Finally, a bit of good news for the growing group of home hunters and renters who are being priced out of Toronto’s increasingly ludicrous real-estate market: the Wynne government has released a set of 16 sensible and much-needed measures aimed at cooling the overheated market and protecting apartment dwellers from outrageous rent increases.Over the last year, the price of the average Toronto house has increased by 33 per cent, making the already-expensive city unaffordable for many, especially young families looking for their first home.By seeking to bring stability to the market before the bubble bursts — and economists have long warned that, without intervention, it will burst — the government has also moved to protect the investment current home owners have in their properties.Among other measures, the plan introduces a 15-per-cent foreign buyers’ tax, much like the one that has had a significant effect on the Vancouver market. While foreign speculation does not appear to be as rampant here as in Vancouver, the tax is bound to let at least a little air out of the balloon, as the government works on other measures.Vancouver’s version of the tax has gone some distance toward taming the even-wilder market there. But British Columbia failed to extend the tax to surrounding real-estate districts. The Wynne government will wisely apply the levy to properties throughout the Greater Golden Horseshoe, the whole of which has seen skyrocketing house prices in recent years.Article Continued BelowThe plan also provides much-needed relief for renters, imposing rent controls of 2.5 per cent or lower on all private units in the entire province. This measure closes a loophole that allowed landlords to hike rents as much as they wanted each year on units built after 1991. Recently, fearing the introduction of just such a measure, a number of Toronto landlords doubled their rents – a situation the premier rightly deemed "unacceptable."The 1991 loophole was originally introduced in 1996, ostensibly to encourage developers to build new rental units.
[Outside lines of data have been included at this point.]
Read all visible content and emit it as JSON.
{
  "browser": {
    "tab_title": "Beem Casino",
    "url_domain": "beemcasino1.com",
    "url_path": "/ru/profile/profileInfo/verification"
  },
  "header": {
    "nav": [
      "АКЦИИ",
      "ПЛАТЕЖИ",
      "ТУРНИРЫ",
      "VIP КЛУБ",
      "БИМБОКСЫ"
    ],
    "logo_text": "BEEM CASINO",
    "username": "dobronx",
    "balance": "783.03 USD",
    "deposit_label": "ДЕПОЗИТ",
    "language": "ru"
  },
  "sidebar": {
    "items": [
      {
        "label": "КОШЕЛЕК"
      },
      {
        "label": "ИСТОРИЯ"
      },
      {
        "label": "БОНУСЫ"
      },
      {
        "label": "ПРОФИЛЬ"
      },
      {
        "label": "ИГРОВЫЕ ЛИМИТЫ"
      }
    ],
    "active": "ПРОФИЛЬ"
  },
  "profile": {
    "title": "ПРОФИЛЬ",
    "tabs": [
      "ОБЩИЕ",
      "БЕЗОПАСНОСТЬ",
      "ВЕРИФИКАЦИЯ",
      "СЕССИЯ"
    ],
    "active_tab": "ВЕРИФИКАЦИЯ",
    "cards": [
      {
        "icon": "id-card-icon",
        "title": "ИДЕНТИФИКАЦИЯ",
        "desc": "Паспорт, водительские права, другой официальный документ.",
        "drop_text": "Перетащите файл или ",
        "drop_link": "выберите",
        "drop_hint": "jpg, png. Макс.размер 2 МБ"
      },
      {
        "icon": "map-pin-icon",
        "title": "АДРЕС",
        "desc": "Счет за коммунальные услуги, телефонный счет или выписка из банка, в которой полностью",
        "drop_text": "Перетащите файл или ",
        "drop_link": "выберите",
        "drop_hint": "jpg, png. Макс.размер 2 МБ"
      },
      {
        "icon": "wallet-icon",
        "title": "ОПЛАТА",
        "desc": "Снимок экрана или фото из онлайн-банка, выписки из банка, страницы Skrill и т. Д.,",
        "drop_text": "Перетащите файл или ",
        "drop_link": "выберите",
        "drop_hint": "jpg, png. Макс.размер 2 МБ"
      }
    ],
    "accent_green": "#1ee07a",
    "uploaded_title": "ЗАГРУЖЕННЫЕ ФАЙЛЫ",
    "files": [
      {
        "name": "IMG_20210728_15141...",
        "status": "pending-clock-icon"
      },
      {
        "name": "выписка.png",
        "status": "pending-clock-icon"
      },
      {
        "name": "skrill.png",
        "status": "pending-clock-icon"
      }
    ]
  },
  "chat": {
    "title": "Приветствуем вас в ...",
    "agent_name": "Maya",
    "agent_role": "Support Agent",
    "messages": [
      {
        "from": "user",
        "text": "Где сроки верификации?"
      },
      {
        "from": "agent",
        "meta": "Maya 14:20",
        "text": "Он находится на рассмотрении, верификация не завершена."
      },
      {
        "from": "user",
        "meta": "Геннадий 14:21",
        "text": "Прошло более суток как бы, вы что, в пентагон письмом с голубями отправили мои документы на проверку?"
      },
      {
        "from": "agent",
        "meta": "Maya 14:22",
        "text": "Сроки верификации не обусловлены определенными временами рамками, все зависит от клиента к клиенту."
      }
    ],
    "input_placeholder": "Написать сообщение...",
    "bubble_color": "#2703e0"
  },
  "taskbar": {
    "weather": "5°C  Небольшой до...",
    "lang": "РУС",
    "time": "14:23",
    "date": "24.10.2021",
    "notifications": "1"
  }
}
It didn’t work. Wynne was right to scrap it, despite the protests of developers, and introduce new measures more likely to encourage construction of rental units.Among them is a $125-million, five-year program that encourages the construction of new purpose-built rental apartment buildings by rebating a portion of development charges. A second inducement ensures rental building owners will pay the same property tax rates as other residential properties.